How Stress Effects Neurotransmitters
The brain uses feel-good transmitters called endorphins when managing daily stress. When the brain requires larger amounts of endorphins to handle increased stress, the ratio of many of the other transmitters, one to another, becomes upset creating a chemical imbalance. We begin to feel stress more acutely -- a sense of urgency and anxiety creates even more stress. As a result, harmful chemicals are released in our bodies that may do damage, causing more stress. This vicious cycle is called the "stress cycle." Emotional fatigue might result and be experienced and felt as depression.
Using Exercise to Relieve Stress

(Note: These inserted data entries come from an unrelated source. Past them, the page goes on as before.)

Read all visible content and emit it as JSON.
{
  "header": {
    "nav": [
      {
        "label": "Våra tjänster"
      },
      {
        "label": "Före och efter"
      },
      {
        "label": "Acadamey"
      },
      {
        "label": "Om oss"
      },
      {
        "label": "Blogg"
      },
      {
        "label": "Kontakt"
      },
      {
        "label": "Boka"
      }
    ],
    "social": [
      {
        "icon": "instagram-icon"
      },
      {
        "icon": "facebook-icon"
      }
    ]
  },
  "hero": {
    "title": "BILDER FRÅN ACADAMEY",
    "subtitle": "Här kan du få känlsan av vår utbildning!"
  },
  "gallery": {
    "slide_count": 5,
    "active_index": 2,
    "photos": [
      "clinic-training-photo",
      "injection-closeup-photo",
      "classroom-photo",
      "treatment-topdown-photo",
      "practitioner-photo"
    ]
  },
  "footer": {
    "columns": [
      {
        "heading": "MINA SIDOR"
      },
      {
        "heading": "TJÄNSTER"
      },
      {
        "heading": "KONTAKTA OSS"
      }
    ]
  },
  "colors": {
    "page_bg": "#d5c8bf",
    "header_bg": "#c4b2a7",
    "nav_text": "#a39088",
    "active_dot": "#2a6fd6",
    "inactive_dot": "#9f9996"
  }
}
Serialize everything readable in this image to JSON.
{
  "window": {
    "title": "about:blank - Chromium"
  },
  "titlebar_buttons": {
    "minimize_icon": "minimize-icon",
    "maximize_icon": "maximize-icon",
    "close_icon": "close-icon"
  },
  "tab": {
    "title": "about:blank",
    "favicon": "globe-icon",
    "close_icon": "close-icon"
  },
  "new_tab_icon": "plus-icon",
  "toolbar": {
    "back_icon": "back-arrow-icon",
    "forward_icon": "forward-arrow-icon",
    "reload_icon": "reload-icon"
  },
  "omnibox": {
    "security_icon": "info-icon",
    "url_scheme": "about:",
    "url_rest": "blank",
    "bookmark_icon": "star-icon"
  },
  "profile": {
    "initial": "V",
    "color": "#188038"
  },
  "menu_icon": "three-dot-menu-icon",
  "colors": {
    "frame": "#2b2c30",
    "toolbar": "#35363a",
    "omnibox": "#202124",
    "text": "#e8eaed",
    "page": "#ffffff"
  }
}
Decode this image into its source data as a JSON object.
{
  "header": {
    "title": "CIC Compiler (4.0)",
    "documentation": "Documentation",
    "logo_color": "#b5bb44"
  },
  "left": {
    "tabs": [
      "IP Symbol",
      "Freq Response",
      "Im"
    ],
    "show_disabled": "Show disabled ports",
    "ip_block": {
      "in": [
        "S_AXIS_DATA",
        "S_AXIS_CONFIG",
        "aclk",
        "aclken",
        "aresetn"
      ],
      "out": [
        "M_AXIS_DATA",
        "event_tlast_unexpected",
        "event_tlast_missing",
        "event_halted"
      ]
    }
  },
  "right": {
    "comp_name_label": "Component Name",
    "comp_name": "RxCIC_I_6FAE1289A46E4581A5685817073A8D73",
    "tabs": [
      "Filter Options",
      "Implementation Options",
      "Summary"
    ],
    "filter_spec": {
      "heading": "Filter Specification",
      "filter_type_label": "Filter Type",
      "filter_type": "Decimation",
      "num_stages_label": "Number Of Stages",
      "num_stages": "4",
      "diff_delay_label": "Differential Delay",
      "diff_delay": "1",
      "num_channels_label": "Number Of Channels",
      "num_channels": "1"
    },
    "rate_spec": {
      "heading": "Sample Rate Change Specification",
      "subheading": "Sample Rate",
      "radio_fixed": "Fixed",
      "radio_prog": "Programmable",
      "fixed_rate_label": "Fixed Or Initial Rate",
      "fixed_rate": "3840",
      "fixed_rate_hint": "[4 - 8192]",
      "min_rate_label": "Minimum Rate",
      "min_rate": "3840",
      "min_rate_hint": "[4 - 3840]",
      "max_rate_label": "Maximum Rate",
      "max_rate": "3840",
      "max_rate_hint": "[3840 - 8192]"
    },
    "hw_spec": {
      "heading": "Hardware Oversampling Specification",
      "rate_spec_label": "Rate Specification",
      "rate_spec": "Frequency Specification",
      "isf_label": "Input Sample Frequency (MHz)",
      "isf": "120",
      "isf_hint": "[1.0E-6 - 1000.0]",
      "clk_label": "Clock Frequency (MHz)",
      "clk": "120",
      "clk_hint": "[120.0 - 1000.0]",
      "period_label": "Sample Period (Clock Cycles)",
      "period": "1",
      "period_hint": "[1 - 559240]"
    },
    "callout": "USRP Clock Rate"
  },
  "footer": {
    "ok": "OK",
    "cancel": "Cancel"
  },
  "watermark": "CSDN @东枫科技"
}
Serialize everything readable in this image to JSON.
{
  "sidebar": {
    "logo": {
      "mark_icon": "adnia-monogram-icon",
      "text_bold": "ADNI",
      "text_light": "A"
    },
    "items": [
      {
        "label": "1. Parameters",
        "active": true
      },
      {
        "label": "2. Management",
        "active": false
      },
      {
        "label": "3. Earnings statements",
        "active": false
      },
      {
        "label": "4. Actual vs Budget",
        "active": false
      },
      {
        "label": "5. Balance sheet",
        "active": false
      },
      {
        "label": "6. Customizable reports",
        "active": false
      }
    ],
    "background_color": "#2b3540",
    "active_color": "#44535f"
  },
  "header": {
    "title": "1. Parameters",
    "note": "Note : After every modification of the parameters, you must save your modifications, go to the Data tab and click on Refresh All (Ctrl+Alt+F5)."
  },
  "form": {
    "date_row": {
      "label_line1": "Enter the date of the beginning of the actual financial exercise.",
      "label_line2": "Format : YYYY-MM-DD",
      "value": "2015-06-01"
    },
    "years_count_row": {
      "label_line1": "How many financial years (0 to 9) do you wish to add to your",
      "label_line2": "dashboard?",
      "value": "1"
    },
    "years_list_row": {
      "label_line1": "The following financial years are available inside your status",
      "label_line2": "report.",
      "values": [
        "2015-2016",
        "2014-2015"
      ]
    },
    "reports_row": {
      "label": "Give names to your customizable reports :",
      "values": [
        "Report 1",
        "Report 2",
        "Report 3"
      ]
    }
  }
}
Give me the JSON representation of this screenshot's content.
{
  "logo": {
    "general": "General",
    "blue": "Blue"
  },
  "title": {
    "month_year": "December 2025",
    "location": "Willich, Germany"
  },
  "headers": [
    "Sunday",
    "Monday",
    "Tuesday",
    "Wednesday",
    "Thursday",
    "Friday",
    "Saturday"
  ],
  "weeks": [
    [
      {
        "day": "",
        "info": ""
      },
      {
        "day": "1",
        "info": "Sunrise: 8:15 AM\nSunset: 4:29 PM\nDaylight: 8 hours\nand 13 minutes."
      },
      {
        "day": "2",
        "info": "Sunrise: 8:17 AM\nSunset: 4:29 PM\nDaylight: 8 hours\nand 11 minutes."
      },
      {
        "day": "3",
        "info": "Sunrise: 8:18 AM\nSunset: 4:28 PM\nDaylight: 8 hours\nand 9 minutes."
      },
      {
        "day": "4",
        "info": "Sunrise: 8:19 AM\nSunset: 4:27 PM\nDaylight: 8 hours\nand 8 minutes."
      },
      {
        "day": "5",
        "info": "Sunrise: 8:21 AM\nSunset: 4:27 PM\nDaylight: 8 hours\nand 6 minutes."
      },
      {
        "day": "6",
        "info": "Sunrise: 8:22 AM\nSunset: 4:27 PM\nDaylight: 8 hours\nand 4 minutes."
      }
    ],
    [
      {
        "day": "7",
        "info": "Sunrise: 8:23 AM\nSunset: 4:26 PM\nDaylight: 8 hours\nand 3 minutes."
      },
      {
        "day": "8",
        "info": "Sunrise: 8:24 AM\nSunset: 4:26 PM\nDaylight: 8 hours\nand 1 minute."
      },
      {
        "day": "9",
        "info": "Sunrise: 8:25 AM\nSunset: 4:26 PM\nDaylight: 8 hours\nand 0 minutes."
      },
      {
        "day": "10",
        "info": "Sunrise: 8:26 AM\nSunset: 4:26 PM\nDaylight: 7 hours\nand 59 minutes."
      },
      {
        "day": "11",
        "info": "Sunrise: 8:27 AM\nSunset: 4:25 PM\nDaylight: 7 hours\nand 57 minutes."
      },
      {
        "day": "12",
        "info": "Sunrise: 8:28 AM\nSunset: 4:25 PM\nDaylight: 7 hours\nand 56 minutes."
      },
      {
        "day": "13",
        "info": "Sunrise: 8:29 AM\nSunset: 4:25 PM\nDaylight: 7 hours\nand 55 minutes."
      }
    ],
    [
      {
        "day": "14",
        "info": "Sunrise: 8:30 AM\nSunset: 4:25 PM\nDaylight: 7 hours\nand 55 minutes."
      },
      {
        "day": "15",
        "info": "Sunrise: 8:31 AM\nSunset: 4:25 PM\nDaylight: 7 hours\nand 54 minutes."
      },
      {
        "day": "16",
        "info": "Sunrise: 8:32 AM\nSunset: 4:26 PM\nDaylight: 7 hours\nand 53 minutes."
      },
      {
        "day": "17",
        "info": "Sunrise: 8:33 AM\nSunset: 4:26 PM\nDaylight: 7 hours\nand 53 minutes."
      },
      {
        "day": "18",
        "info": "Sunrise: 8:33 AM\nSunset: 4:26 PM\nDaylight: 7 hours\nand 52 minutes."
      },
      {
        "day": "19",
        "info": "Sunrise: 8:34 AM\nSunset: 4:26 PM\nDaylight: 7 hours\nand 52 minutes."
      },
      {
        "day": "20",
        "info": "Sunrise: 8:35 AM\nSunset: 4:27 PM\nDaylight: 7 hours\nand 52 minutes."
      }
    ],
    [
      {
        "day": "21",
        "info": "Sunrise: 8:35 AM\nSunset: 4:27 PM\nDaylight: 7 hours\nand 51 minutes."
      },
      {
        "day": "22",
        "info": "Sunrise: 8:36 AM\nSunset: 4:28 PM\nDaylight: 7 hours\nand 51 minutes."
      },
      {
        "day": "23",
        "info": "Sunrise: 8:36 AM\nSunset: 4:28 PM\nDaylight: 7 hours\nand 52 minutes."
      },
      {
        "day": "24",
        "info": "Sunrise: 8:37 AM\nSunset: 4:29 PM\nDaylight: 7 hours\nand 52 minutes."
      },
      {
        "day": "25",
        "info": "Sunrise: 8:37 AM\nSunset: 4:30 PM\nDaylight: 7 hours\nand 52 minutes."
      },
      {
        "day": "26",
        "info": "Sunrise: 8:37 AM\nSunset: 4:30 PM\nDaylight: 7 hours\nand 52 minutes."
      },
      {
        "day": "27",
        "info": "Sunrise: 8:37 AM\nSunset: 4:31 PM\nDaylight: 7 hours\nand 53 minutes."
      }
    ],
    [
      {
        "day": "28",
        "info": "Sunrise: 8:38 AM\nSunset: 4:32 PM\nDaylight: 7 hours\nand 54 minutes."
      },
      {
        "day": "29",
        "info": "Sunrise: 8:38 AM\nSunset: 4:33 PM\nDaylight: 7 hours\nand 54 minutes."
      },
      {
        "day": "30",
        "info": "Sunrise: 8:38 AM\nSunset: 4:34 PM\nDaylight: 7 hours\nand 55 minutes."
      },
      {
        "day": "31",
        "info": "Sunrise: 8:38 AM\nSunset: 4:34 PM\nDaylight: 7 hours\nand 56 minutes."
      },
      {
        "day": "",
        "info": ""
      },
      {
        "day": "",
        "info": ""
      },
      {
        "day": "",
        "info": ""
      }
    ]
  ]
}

Most people know of the importance of exercise as a means of weight loss, strength gains, and increased endurance, but exercise can play a major role in the reduction of stress. Along with just stress relief, exercise can help improve mental health, emotion and mood.
Stress & Performance: How Much is Just Right?
WHAT THE RESEARCH SAYS
Ten Easy Relaxation Techniques
Stress is more than just unpleasant. It's dangerous. Try these relaxation techniques today, and use them whenever you feel that tension coming on.
Stress Management: 12 Stress Busters for Speedy Stress Reduction
Are You Too Stressed?
Stress Management and Mastery: 5 Tips for Positive Anger Management
A grandfather, whose grandson came to him angry at a schoolmate who had done him an injustice, said,
|© Athifea Distribution LLC - 2013|